1-Topping FREE!"). This is a great promotion to selected New Jersey residents: household name, great offer, easy to order (local phone numbers in Atlantic City, Woodbury, Camden and Glassboro) and no return payment
required. Here's the kicker: A magnetic strip enables you to affix the card to your refrigerator and take advantage of the other five coupons before the December expire date.
Artificial Intelligence: Two Thumbs Up
Finally, Cigar Aficionado (202CIGAFI0603) has come up with an ingenious offer that I cannot recall ever seeing before. The headline and copy on this 5-1/2" x 8" triple postcard:
Get a free issue just for taking part in this survey! In appreciation of your participation, you will receive a FREE ISSUE of Cigar Aficionado, the authority on cigar tasting, buying, and collectingthe cigar magazine no true cigar lover should be without. Simply answer the four questions below and return the survey to us by the deadline. We'll rush you your FREE issueour way of thanking you for your time.

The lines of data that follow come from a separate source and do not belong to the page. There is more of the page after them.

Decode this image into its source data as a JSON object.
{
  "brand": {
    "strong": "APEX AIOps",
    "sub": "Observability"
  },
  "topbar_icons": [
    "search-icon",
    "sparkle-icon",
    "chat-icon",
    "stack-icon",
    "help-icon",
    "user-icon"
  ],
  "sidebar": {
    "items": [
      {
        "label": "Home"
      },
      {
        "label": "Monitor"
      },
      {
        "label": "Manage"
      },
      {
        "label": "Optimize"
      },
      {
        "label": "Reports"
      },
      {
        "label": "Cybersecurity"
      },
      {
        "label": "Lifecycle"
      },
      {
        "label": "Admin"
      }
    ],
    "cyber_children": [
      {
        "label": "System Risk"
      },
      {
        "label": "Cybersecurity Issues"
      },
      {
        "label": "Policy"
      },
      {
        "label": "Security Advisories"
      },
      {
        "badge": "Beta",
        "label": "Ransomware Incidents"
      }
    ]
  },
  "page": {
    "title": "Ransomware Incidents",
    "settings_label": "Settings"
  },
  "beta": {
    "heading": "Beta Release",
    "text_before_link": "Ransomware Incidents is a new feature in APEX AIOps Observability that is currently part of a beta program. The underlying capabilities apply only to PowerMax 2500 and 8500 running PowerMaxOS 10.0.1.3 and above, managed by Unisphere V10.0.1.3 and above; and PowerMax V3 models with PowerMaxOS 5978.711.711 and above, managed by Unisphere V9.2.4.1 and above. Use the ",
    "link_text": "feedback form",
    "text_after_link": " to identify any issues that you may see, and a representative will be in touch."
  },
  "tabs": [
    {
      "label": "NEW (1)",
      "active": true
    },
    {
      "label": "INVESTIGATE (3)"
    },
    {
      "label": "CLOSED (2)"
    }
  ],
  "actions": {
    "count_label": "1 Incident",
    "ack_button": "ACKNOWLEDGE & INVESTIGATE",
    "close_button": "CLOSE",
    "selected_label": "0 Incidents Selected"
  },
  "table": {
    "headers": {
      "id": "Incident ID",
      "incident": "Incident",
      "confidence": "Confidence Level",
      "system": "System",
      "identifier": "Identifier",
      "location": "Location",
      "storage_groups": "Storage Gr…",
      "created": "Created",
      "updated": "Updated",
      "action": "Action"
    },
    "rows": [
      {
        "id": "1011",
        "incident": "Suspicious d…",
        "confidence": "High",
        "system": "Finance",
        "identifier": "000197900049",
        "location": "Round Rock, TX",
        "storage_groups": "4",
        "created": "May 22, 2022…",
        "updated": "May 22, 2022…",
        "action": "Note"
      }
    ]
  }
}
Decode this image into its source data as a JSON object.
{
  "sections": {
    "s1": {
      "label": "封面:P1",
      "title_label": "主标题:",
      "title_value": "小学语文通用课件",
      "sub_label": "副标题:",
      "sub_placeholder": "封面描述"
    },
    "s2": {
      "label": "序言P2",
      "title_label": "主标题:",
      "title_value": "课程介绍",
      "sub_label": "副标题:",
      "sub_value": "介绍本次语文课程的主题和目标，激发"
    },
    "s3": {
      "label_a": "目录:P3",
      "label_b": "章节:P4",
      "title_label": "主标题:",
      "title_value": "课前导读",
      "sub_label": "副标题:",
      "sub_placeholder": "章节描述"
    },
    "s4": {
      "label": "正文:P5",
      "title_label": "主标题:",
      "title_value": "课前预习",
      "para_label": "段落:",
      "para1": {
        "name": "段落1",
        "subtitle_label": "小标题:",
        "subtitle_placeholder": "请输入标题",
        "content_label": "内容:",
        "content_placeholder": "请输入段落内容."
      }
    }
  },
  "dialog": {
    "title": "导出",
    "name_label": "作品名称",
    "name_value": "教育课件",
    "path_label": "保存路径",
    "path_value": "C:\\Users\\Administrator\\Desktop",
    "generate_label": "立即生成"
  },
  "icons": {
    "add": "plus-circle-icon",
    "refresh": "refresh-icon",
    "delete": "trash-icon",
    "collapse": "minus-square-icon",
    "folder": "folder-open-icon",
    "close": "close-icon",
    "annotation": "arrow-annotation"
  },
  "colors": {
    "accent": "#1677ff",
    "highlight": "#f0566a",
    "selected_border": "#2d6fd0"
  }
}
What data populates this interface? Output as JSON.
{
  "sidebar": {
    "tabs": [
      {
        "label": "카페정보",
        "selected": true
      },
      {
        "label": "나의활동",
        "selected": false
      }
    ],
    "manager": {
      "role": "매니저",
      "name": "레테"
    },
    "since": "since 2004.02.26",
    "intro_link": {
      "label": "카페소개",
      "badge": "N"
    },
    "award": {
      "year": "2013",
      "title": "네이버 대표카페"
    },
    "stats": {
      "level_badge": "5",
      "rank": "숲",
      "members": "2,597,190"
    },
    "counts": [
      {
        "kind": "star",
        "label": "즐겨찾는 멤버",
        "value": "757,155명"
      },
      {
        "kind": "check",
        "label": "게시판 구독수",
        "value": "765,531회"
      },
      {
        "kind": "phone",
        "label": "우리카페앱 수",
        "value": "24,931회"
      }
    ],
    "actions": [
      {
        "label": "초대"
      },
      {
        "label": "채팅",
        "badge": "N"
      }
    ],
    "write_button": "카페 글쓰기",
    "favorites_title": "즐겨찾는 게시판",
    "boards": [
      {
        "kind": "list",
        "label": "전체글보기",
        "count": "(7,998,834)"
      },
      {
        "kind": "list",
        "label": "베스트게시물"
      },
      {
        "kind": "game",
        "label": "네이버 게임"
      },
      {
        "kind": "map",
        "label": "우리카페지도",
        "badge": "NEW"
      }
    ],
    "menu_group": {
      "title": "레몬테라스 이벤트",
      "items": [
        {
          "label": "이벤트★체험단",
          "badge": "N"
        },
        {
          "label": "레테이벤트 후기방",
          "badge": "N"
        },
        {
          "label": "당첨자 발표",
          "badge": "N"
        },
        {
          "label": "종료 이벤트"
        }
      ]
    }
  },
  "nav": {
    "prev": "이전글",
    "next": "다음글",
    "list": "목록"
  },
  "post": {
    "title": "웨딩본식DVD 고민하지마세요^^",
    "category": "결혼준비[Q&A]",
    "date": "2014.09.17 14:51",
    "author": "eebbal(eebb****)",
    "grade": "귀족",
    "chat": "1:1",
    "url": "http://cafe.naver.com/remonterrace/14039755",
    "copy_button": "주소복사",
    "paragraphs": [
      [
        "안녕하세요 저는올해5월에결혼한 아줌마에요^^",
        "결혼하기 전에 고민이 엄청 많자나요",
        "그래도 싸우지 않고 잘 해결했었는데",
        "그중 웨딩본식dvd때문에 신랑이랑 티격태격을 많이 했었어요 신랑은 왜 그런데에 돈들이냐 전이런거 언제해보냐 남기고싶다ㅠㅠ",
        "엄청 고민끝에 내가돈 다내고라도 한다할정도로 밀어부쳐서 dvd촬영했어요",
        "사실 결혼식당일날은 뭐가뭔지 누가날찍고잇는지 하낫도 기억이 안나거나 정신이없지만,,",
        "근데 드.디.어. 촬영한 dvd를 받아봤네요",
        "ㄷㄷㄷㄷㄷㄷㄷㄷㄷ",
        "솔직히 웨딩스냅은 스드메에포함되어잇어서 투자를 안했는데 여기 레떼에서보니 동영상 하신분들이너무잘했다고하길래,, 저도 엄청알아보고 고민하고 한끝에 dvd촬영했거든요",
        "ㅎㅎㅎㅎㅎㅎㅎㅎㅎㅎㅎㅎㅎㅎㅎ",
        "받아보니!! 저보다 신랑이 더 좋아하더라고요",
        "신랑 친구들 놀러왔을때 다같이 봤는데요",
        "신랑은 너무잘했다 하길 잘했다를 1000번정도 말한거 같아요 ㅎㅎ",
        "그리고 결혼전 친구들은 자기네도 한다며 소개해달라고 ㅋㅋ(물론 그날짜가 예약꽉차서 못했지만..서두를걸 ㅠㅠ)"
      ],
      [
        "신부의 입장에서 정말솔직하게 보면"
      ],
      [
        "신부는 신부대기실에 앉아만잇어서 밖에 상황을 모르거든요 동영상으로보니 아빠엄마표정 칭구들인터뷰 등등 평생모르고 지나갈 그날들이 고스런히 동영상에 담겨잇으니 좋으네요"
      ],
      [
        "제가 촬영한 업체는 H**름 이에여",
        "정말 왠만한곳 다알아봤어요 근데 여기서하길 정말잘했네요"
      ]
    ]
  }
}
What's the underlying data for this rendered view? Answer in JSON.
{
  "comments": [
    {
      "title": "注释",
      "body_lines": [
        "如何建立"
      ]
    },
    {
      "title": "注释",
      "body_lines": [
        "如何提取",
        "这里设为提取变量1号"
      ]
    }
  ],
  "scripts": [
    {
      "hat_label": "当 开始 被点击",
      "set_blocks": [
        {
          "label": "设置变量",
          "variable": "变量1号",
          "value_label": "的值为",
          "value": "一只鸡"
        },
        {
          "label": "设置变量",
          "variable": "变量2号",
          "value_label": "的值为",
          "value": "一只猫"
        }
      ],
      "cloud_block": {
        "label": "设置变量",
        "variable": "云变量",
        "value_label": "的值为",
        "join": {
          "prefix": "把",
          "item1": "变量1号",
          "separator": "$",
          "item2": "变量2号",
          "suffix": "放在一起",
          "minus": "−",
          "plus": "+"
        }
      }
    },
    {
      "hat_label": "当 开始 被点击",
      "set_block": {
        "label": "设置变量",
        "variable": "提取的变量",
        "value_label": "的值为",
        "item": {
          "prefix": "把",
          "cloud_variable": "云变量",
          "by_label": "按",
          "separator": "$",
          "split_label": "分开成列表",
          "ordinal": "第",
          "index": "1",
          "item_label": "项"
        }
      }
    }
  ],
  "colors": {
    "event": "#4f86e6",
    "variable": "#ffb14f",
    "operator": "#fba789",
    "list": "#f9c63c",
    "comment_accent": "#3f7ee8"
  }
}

"Please do us a favor," reads the copy inside. "We are conducting a survey, and we want to know what you think."
It sounds straightforward, but in reality, it is an artificea brilliant copy approach. On the order card are four multiple choice questions:
1. How often do you smoke a cigar?
2. On average, what strength cigar do you most like to smoke?
3. What's your favorite cigar size?
4. What's your favorite cigar brand?
At left is good old-fashioned, boilerplate free-issue offer copy: "If I don't like what I see, I'll write 'Cancel' on the bill I'll receive and return it promptly ... If I like Cigar Aficionado, I'll pay the low rate of ...")
Instead of a plain-Jane, comp-copy offer, here is a fascinating device that accomplishes several purposes:
1. Reader involvement.
2. It sounds like a reward.
3. It forces the prospect to think about cigars, so if he is not a cigar smoker, he will not answer the questions.
4. Cigar Aficionado gets to compile a database of cigar smokers and their smoking preferences.
And it follows the rules: household word (or product), easy to order, great offer, no cash required.
You have to love it!
Denny Hatch is a freelance copywriter and consultant, founder of Who's Mailing What! (now Inside Direct Mail) and former editor of Target Marketing. He can be reached at email@example.com or www.methodmarketing.com.